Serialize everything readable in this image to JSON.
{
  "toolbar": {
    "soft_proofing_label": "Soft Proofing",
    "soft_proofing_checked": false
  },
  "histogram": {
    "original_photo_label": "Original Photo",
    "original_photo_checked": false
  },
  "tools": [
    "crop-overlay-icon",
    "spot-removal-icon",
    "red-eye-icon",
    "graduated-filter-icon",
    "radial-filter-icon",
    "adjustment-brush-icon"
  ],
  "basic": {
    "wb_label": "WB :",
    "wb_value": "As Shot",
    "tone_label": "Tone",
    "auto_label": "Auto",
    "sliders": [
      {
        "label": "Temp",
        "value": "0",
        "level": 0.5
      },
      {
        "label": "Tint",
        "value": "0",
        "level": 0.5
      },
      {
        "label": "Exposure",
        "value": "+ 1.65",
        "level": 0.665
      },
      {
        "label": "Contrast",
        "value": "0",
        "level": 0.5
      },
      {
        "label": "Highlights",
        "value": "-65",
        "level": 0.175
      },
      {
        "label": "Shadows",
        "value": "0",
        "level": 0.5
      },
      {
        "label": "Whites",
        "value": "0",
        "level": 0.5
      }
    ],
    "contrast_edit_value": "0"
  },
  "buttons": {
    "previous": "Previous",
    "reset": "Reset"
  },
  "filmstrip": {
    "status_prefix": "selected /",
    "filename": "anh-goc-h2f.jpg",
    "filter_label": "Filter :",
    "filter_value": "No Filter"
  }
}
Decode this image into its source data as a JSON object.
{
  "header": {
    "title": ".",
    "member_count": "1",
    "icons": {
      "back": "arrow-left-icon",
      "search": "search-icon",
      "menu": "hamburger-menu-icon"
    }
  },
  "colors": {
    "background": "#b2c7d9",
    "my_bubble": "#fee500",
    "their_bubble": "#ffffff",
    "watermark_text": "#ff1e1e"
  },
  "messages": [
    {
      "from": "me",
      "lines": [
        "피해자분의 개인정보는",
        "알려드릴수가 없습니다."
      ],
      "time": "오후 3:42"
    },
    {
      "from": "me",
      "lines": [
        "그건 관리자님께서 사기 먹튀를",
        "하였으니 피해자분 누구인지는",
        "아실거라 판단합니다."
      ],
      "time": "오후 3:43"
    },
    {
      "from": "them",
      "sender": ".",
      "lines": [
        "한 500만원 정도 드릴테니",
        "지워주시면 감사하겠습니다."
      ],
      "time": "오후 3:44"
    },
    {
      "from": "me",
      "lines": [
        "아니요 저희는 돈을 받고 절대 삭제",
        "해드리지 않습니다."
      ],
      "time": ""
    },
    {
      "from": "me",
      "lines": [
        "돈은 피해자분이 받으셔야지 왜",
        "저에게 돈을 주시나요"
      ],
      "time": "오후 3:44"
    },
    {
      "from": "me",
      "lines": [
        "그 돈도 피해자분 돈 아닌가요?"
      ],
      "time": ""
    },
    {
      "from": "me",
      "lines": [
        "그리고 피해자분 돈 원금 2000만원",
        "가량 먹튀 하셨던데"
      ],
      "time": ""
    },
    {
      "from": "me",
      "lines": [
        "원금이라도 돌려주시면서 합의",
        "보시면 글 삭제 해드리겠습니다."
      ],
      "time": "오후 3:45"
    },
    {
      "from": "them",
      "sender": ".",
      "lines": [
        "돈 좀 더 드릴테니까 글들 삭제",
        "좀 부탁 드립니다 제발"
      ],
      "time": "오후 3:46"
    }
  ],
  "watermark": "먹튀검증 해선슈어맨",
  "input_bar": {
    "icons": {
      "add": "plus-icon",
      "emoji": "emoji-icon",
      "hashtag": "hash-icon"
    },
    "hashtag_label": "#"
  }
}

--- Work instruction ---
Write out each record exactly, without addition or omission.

--- Solution for this exercise ---
Serialize everything readable in this image to JSON.
{
  "toolbar": {
    "soft_proofing_label": "Soft Proofing",
    "soft_proofing_checked": false
  },
  "histogram": {
    "original_photo_label": "Original Photo",
    "original_photo_checked": false
  },
  "tools": [
    "crop-overlay-icon",
    "spot-removal-icon",
    "red-eye-icon",
    "graduated-filter-icon",
    "radial-filter-icon",
    "adjustment-brush-icon"
  ],
  "basic": {
    "wb_label": "WB :",
    "wb_value": "As Shot",
    "tone_label": "Tone",
    "auto_label": "Auto",
    "sliders": [
      {
        "label": "Temp",
        "value": "0",
        "level": 0.5
      },
      {
        "label": "Tint",
        "value": "0",
        "level": 0.5
      },
      {
        "label": "Exposure",
        "value": "+ 1.65",
        "level": 0.665
      },
      {
        "label": "Contrast",
        "value": "0",
        "level": 0.5
      },
      {
        "label": "Highlights",
        "value": "-65",
        "level": 0.175
      },
      {
        "label": "Shadows",
        "value": "0",
        "level": 0.5
      },
      {
        "label": "Whites",
        "value": "0",
        "level": 0.5
      }
    ],
    "contrast_edit_value": "0"
  },
  "buttons": {
    "previous": "Previous",
    "reset": "Reset"
  },
  "filmstrip": {
    "status_prefix": "selected /",
    "filename": "anh-goc-h2f.jpg",
    "filter_label": "Filter :",
    "filter_value": "No Filter"
  }
}
Decode this image into its source data as a JSON object.
{
  "header": {
    "title": ".",
    "member_count": "1",
    "icons": {
      "back": "arrow-left-icon",
      "search": "search-icon",
      "menu": "hamburger-menu-icon"
    }
  },
  "colors": {
    "background": "#b2c7d9",
    "my_bubble": "#fee500",
    "their_bubble": "#ffffff",
    "watermark_text": "#ff1e1e"
  },
  "messages": [
    {
      "from": "me",
      "lines": [
        "피해자분의 개인정보는",
        "알려드릴수가 없습니다."
      ],
      "time": "오후 3:42"
    },
    {
      "from": "me",
      "lines": [
        "그건 관리자님께서 사기 먹튀를",
        "하였으니 피해자분 누구인지는",
        "아실거라 판단합니다."
      ],
      "time": "오후 3:43"
    },
    {
      "from": "them",
      "sender": ".",
      "lines": [
        "한 500만원 정도 드릴테니",
        "지워주시면 감사하겠습니다."
      ],
      "time": "오후 3:44"
    },
    {
      "from": "me",
      "lines": [
        "아니요 저희는 돈을 받고 절대 삭제",
        "해드리지 않습니다."
      ],
      "time": ""
    },
    {
      "from": "me",
      "lines": [
        "돈은 피해자분이 받으셔야지 왜",
        "저에게 돈을 주시나요"
      ],
      "time": "오후 3:44"
    },
    {
      "from": "me",
      "lines": [
        "그 돈도 피해자분 돈 아닌가요?"
      ],
      "time": ""
    },
    {
      "from": "me",
      "lines": [
        "그리고 피해자분 돈 원금 2000만원",
        "가량 먹튀 하셨던데"
      ],
      "time": ""
    },
    {
      "from": "me",
      "lines": [
        "원금이라도 돌려주시면서 합의",
        "보시면 글 삭제 해드리겠습니다."
      ],
      "time": "오후 3:45"
    },
    {
      "from": "them",
      "sender": ".",
      "lines": [
        "돈 좀 더 드릴테니까 글들 삭제",
        "좀 부탁 드립니다 제발"
      ],
      "time": "오후 3:46"
    }
  ],
  "watermark": "먹튀검증 해선슈어맨",
  "input_bar": {
    "icons": {
      "add": "plus-icon",
      "emoji": "emoji-icon",
      "hashtag": "hash-icon"
    },
    "hashtag_label": "#"
  }
}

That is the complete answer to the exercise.